Beijing says measures are reciprocal and urges Washington to correct its mistakes
Countermeasures taken against United States media outlets are legitimate and justified self-defense that Beijing is compelled to take in response to Washington's unreasonable oppression of Chinese media organizations, Foreign Ministry spokesman Geng Shuang said on Wednesday.
"They are entirely necessary and reciprocal. We urge the US side to immediately correct its mistakes. Otherwise, it will be the US side who suffers greater loss," he said, adding that China has all the options on the table.
In countermeasures announced by the ministry early on Wednesday, it demanded that US journalists working with The New York Times, The Wall Street Journal and The Washington Post－whose press credentials are due to expire before the end of 2020－notify the ministry's information department within four days and hand back their press cards within 10 days.
It also demanded the branches in China of the three newspapers as well as the Voice of America and Time magazine provide information about their staff, finances, operations and real estate in China.
The ministry said the measures are in response to the US decision this month to reduce by 40 percent the number of Chinese nationals working for five Chinese media outlets in the US, which were designated "foreign missions" by the US State Department in February.
"If any US media outlet has any complaints over China's countermeasures, they can bring it forward to the US government," Geng said.
When asked whether the journalists have to leave China immediately after 10 days, Geng said that unlike what the US has done with Chinese journalists, China will deal with the issue in a more considerate and humanitarian way given the current epidemic situation.
"China's fundamental State policy of opening-up has not changed and will not change," Geng said, adding that foreign media organizations and journalists who cover stories in accordance with laws and regulations are always welcome in China and will get continued assistance from Beijing.
"What we reject is ideological bias against China, fake news made in the name of press freedom and breaches of ethics in journalism."
Li Haidong, a professor of US studies at China Foreign Affairs University, said China's decision is normal behavior in the spirit of diplomatic reciprocity.
"China is trying to remind the US of its unjustified conduct and urge it to make corrections so that the media exchanges between the two countries can be smooth and normal," Li said.

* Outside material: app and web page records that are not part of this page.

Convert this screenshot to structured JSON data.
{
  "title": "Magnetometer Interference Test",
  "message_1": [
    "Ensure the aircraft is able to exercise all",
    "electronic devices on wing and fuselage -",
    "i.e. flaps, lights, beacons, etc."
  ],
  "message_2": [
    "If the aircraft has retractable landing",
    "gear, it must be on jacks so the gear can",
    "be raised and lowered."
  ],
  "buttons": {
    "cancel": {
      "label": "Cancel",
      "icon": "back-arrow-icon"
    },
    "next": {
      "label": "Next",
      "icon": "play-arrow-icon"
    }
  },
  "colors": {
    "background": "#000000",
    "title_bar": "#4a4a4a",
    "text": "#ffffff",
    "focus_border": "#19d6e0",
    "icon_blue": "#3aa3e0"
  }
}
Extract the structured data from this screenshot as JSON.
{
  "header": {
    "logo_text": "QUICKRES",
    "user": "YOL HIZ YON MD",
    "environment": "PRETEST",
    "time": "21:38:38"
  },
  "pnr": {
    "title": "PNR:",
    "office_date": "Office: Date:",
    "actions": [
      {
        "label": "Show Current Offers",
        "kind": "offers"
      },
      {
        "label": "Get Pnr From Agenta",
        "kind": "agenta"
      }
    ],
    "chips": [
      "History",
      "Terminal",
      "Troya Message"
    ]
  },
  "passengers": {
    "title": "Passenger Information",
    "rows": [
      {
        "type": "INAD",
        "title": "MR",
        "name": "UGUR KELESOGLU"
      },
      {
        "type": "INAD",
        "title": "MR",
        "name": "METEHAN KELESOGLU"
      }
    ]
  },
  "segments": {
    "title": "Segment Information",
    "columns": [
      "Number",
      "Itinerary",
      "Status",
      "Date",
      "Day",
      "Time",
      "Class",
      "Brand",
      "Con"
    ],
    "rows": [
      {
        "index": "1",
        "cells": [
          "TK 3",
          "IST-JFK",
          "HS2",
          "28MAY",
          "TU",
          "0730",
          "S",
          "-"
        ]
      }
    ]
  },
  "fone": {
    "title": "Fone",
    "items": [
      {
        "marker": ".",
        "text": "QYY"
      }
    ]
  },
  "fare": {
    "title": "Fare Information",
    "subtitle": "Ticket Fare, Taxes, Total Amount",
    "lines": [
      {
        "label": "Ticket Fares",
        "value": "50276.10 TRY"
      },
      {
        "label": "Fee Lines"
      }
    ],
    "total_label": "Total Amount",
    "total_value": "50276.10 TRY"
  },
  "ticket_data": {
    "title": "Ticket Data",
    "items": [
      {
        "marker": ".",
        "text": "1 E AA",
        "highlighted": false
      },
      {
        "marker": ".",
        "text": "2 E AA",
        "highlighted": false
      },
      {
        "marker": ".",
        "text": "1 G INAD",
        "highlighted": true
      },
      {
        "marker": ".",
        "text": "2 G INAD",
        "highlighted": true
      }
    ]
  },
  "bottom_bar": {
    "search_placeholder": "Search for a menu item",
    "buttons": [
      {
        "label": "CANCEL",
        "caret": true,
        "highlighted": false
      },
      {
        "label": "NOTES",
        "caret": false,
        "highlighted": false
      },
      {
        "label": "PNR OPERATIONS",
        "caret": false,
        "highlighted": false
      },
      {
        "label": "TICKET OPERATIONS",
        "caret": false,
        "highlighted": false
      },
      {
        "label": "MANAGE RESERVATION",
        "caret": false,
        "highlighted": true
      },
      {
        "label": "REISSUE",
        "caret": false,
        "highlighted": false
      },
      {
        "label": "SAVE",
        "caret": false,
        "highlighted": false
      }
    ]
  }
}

He said China would not want to see barriers set up for the media of the two countries but has been forced to take measures to guarantee its own dignity and interests.
Shen Yi, a professor at Fudan University in Shanghai, told the Global Times that amity in a relationship can only be established on the basis of equality instead of unilateral tolerance. If the US breaks the normal rules of playing the game, China has to play it according to the US rules, he said.
Li said China holds an open attitude toward exchanges with the US and there is huge space for bilateral exchanges in various fields, including media.
"It is critical that the two sides do their utmost to create conditions for strengthening communications and facilitating bilateral cooperation," he said. (Mo Jingxi)